7. Quick little note here – Lansing Meadows was delayed this past summer because developer Eric Goetzmann “was not able to secure contractors – too much other construction going on”, according to an email from TCAD’s Heather McDaniel. With TCAD and the village blessing, the construction start has been pushed back to Spring 2019.

8. It’s been a while since 46 South Street (formerly Hamilton Square) has updated their website, but to wrap up this post, here’s some good news for affordable housing advocates – the 73-unit, mixed-income, mixed rental and for-sale proposal by Claudia Brenner and Ithaca Neighborhood Housing Services (INHS) has passed the Trumansburg planning board’s SEQR (State Environmental Quality Review). That means that the environmental impacts are effectively mitigated by the project team. Site plan approval has yet to be issued, and is likely to be hotly debated with neighbors who have been opposed to the project since the proposal was introduced in May 2017. Review began about a year ago, and likely has a few months more yet ahead of it – certainly one of the longer review processes as of late.

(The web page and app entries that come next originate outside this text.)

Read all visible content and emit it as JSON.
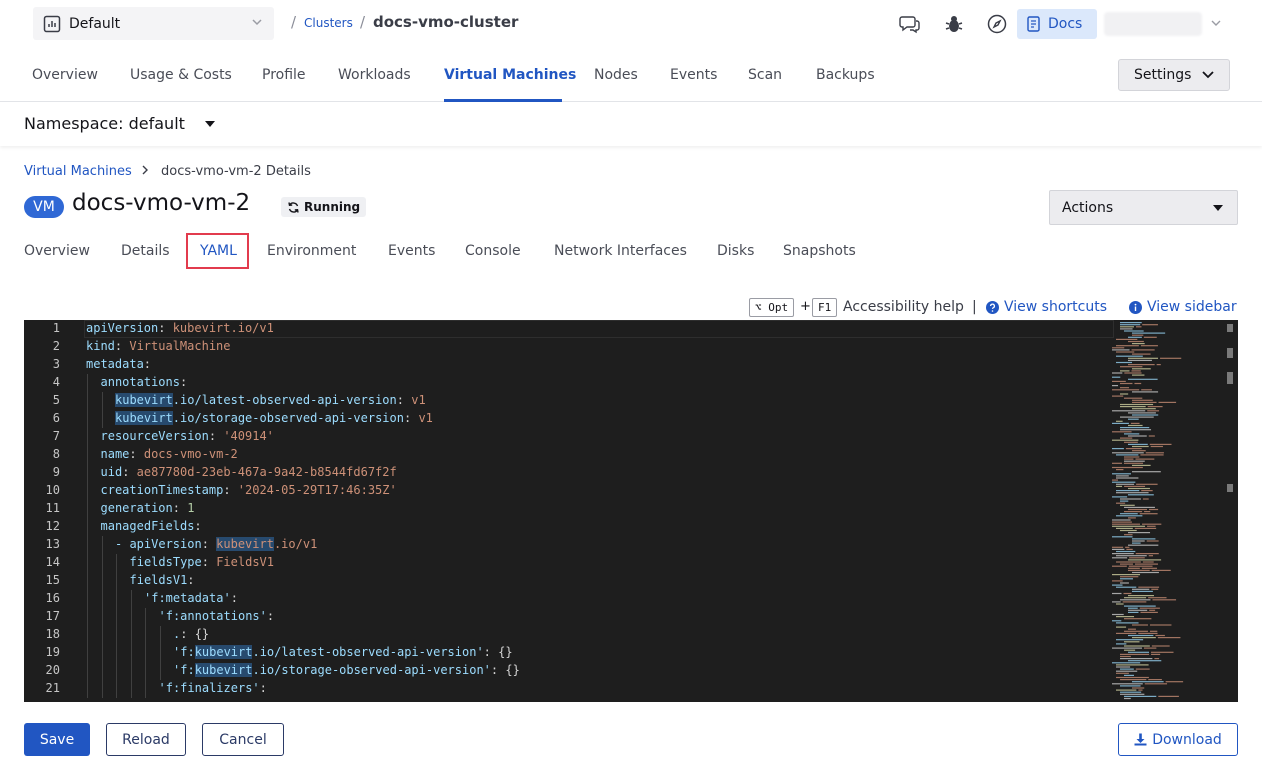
{
  "top": {
    "workspace": "Default",
    "breadcrumb_sep": "/",
    "clusters_link": "Clusters",
    "cluster_name": "docs-vmo-cluster",
    "docs_label": "Docs"
  },
  "main_tabs": [
    "Overview",
    "Usage & Costs",
    "Profile",
    "Workloads",
    "Virtual Machines",
    "Nodes",
    "Events",
    "Scan",
    "Backups"
  ],
  "settings_label": "Settings",
  "namespace": "Namespace: default",
  "details": {
    "breadcrumb_link": "Virtual Machines",
    "breadcrumb_current": "docs-vmo-vm-2 Details",
    "badge": "VM",
    "title": "docs-vmo-vm-2",
    "status": "Running",
    "actions_label": "Actions"
  },
  "sub_tabs": [
    "Overview",
    "Details",
    "YAML",
    "Environment",
    "Events",
    "Console",
    "Network Interfaces",
    "Disks",
    "Snapshots"
  ],
  "editor_toolbar": {
    "key1": "⌥ Opt",
    "plus": "+",
    "key2": "F1",
    "accessibility_help": "Accessibility help",
    "separator": "|",
    "view_shortcuts": "View shortcuts",
    "view_sidebar": "View sidebar"
  },
  "yaml": [
    {
      "n": "1",
      "k": "apiVersion",
      "v": "kubevirt.io/v1"
    },
    {
      "n": "2",
      "k": "kind",
      "v": "VirtualMachine"
    },
    {
      "n": "3",
      "k": "metadata",
      "v": ""
    },
    {
      "n": "4",
      "k": "annotations",
      "v": ""
    },
    {
      "n": "5",
      "k": "kubevirt.io/latest-observed-api-version",
      "v": "v1"
    },
    {
      "n": "6",
      "k": "kubevirt.io/storage-observed-api-version",
      "v": "v1"
    },
    {
      "n": "7",
      "k": "resourceVersion",
      "v": "'40914'"
    },
    {
      "n": "8",
      "k": "name",
      "v": "docs-vmo-vm-2"
    },
    {
      "n": "9",
      "k": "uid",
      "v": "ae87780d-23eb-467a-9a42-b8544fd67f2f"
    },
    {
      "n": "10",
      "k": "creationTimestamp",
      "v": "'2024-05-29T17:46:35Z'"
    },
    {
      "n": "11",
      "k": "generation",
      "v": "1"
    },
    {
      "n": "12",
      "k": "managedFields",
      "v": ""
    },
    {
      "n": "13",
      "k": "- apiVersion",
      "v": "kubevirt.io/v1"
    },
    {
      "n": "14",
      "k": "fieldsType",
      "v": "FieldsV1"
    },
    {
      "n": "15",
      "k": "fieldsV1",
      "v": ""
    },
    {
      "n": "16",
      "k": "'f:metadata'",
      "v": ""
    },
    {
      "n": "17",
      "k": "'f:annotations'",
      "v": ""
    },
    {
      "n": "18",
      "k": ".",
      "v": "{}"
    },
    {
      "n": "19",
      "k": "'f:kubevirt.io/latest-observed-api-version'",
      "v": "{}"
    },
    {
      "n": "20",
      "k": "'f:kubevirt.io/storage-observed-api-version'",
      "v": "{}"
    },
    {
      "n": "21",
      "k": "'f:finalizers'",
      "v": ""
    }
  ],
  "footer": {
    "save": "Save",
    "reload": "Reload",
    "cancel": "Cancel",
    "download": "Download"
  },
  "colors": {
    "accent": "#2156c2",
    "editor_bg": "#1e1e1e",
    "yaml_key": "#9cdcfe",
    "yaml_value": "#ce9178",
    "highlight_box": "#e23b4d"
  }
}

On a happier note, color renderings! Nice variation in materials and style. For those so inclined, the 2 hour audio from the planning board can be found on the village website here.